On finding roses in winter
By: Liliana López
The Pacifican’s Editor Liliana López writes about her time on campus during the pandemic.
There is something to be said for a great machine that does self maintenance, keeps itself well oiled, and has no quibbles about being left unattended to. It knows well the moods and seasons of those who use it, making sure to always put on the best of appearances in case they come by.
That is a little like Pacific during quarantine. After being away for months I came back here, half expecting it to look kind of like me. A little disheveled, but still acceptable; grass tumbling long across my shins the same way my hair falls down my back; and the lawns scattered with this and that, like how my own life is scattered with books. Instead, I found it the way it’s always been: stately and in a good order. I’d like to think that they keep mowing the lawns and sweeping the pavements to make us smile and feel some sense of longing when we visit, though they probably just do it for the admissions pamphlets.
I live here now. It is strange because there is hardly anyone here, yet that quiet hum of Pacific continues. I can hear the cogs turning, the axle moving back and forth with the graceful and mathematical precision of technology. I said earlier that Pacific is like a well oiled machine, but it is also like a no-nonsense Atomic Era housewife who believes you should set your hair and wear your pearls, even if you’re just going to be staying at home anyway.

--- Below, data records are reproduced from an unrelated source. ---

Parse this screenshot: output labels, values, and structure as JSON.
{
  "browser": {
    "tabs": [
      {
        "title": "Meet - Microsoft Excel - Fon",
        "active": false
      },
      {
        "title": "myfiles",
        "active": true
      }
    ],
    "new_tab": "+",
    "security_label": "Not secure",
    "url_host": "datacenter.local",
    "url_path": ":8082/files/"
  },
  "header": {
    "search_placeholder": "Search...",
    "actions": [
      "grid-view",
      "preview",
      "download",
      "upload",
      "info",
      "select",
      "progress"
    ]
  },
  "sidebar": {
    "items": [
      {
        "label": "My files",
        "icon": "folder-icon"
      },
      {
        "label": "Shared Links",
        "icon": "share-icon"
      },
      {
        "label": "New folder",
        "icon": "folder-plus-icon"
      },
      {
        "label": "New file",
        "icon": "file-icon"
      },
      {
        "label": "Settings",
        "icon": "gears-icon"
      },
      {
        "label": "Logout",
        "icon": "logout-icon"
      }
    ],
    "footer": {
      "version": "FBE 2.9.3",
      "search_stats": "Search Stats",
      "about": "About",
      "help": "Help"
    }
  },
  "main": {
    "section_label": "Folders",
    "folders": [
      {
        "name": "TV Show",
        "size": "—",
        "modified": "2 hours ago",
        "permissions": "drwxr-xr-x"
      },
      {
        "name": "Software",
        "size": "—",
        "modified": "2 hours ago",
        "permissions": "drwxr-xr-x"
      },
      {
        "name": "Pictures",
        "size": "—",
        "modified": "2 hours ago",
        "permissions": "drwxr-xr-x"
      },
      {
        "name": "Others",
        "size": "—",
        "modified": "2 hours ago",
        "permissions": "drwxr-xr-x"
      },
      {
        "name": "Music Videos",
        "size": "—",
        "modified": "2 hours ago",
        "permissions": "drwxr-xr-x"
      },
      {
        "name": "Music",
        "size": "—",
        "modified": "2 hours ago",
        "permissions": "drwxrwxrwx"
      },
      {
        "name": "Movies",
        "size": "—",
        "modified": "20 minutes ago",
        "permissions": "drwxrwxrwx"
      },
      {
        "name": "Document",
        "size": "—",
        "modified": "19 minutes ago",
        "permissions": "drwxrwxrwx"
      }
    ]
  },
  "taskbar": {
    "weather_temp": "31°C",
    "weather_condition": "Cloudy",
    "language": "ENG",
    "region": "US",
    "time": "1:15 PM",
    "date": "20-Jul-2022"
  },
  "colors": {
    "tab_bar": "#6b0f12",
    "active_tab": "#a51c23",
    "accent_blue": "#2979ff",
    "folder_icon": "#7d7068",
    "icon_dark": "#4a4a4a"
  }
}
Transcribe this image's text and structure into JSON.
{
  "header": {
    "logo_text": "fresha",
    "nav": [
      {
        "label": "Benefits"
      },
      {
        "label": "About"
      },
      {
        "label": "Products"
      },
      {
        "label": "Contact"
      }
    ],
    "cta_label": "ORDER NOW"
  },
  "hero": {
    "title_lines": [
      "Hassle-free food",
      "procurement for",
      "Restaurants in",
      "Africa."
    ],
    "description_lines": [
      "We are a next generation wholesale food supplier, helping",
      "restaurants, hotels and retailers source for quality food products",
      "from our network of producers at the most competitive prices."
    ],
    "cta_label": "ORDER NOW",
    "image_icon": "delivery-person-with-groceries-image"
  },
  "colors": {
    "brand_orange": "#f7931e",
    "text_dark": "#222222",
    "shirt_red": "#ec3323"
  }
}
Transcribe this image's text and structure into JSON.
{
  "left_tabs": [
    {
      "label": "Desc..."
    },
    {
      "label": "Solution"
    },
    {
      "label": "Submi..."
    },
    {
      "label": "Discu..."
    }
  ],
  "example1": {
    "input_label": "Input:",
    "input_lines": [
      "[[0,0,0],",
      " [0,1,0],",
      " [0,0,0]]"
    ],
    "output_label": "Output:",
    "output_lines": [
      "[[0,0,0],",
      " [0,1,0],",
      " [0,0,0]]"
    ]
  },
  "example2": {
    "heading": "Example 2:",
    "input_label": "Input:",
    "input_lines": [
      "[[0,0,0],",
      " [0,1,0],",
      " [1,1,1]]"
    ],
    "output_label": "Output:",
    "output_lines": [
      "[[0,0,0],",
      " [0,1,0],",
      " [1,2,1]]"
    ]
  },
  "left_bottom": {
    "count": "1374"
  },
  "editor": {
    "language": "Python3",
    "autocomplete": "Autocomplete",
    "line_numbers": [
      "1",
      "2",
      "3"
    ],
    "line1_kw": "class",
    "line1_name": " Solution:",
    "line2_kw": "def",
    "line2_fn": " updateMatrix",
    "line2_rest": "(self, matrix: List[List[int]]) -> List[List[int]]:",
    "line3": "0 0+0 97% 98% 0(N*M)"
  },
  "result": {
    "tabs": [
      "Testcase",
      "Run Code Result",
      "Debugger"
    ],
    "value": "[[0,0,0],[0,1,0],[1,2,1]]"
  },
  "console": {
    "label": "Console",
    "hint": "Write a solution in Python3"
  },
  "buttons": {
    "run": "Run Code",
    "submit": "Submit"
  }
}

Immutability can be comforting, I’ve found. Everything during the pandemic has been so rushingly different, but Burns Tower still plays Chopin sometimes when the big hand of all our clocks (PST) is on the six. Pacific’s rose garden is a photoshoot bonanza for anyone within a 50 mile radius and, even if it is winter, the roses are still here.